Of course, the smart ones recognise this and accept it as part of becoming a ‘real’ business, typically using their cash mountains to acquire new products and services to offer their customers instead. Today’s Mark Zuckerberg is the smart CEO of an ex-startup: a big business, with some powerhouse lieutenants, that does what it needs to in order to deliver continued success. The new Facebook for Business can hardly be described as a startup-like innovation — it’s an evolutionary step, and many would say a defensive one at that. If there’s one thing startups should never be, it’s defensive.
So the question is: if successful startups don’t maintain their own behaviour as they become established and successful, why is anyone trying to encourage established business to behave like them? Why try to take a business with solid market foundations and make it more like one without? Clearly, we shouldn’t. Many established organisations are simply incompatible with startup behaviour.
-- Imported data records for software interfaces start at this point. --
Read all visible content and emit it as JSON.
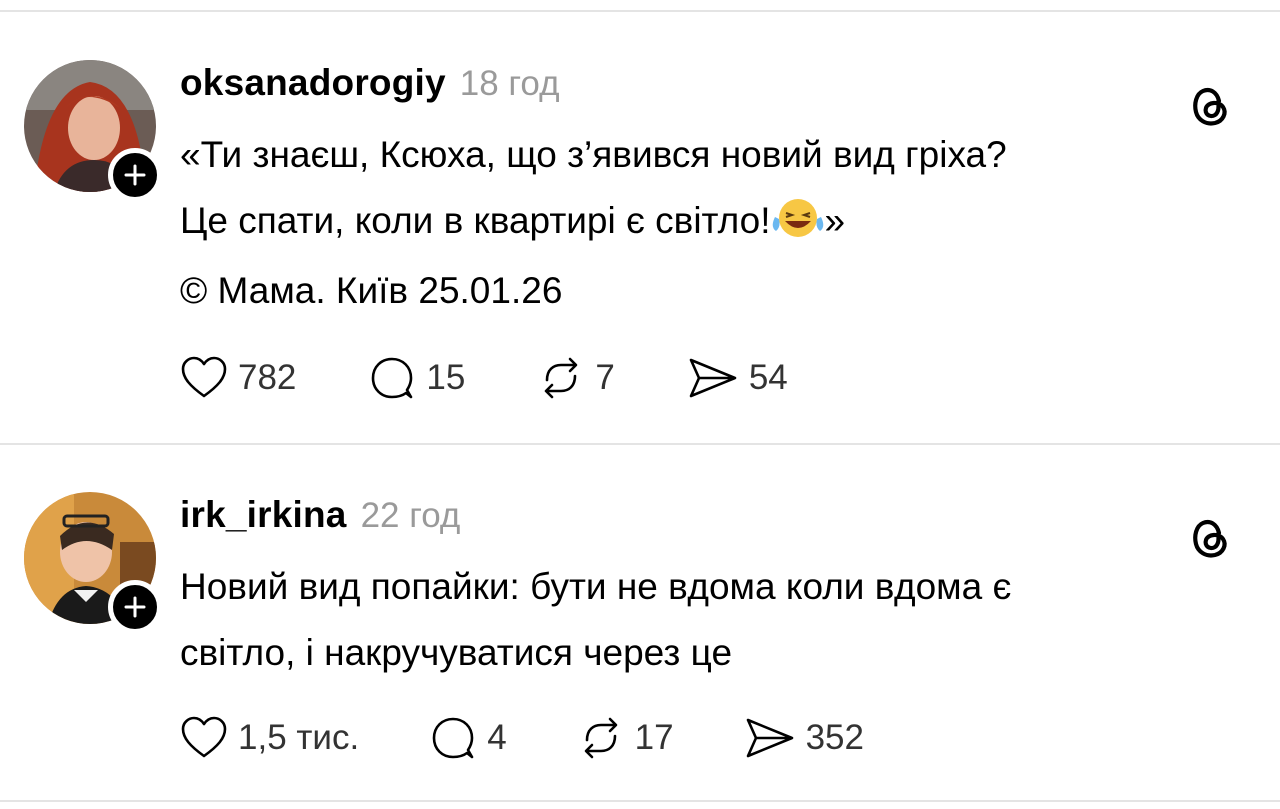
{
  "posts": [
    {
      "username": "oksanadorogiy",
      "time": "18 год",
      "lines": [
        "«Ти знаєш, Ксюха, що з’явився новий вид гріха?",
        "Це спати, коли в квартирі є світло!",
        "»",
        "© Мама. Київ 25.01.26"
      ],
      "stats": {
        "likes": "782",
        "replies": "15",
        "reposts": "7",
        "shares": "54"
      }
    },
    {
      "username": "irk_irkina",
      "time": "22 год",
      "lines": [
        "Новий вид попайки: бути не вдома коли вдома є",
        "світло, і накручуватися через це"
      ],
      "stats": {
        "likes": "1,5 тис.",
        "replies": "4",
        "reposts": "17",
        "shares": "352"
      }
    }
  ],
  "icons": [
    "heart-icon",
    "reply-icon",
    "repost-icon",
    "share-icon",
    "threads-logo-icon",
    "plus-icon",
    "laughing-emoji"
  ],
  "colors": {
    "text": "#000000",
    "muted": "#9a9a9a",
    "divider": "#e4e4e4"
  }
}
You can’t simply introduce innovation to established organisations like it’s a new HR system.
The real message in the innovation agenda is ‘you need to listen to your customers constantly, pay close attention to what is going on around you, proactively look for new opportunities and rapidly adapt your business to explore and exploit them’.
You can’t simply introduce innovation to established organisations like it’s a new HR system. You can’t install an internal innovation team and expect them to make your entire organisation innovative, nor can you graft something onto the edges and hope for a halo effect. This behaviour needs to be learned and adopted, built on smaller steps and the progressive confidence that comes from forward momentum.
It’s time to own up here. I found myself reviewing a plan for a long-standing client the other day: a plan, ready to be implemented in the next few months, for setting them up a standalone innovation lab. An innovation lab that, separated from the pressures and innate behaviours of their core business, would help them generate a steady stream of new product ideas and give them a sustainable engine for innovation.
I realised that we were actually proposing something that sounded great, but that I simply didn’t believe will work. We were planning to help them run faster by growing them a new arm. What they need is a fitter heart and stronger legs.
The reality is that we can, and will, help them become a more successful digital-age business, but we won’t do it by trying to make them into something they’re not. They are never, ever, going to behave like a startup. Instead, we’ll focus on helping them become a much better version of what they are: an established, successful business with long-standing customers and healthy profits that most startups would kill to have. We’ll help them rethink what they need to, evolve where they should, and introduce new services where there are compelling opportunities to do so; but we’ll do it centrally, and we’ll do it carefully.
This is a business that’s decades old. It will take them time to learn new habits. They’ll absorb new techniques and practices rather than have them imposed. They’ll adapt positively and progressively and they’ll do it without breaking their existing business, something startups never have to consider. Startups have nothing to break, established organisations do. Ex-startups do too.
We’re only just seeing the first generation of ex-startups operate in the broader business context, and time will tell how well they maintain the competitive edge borne of their origins. However, based on what we’ve seen so far and a little faith in their leadership, I believe they provide a much better role model for how established organisations should behave than startups ever will.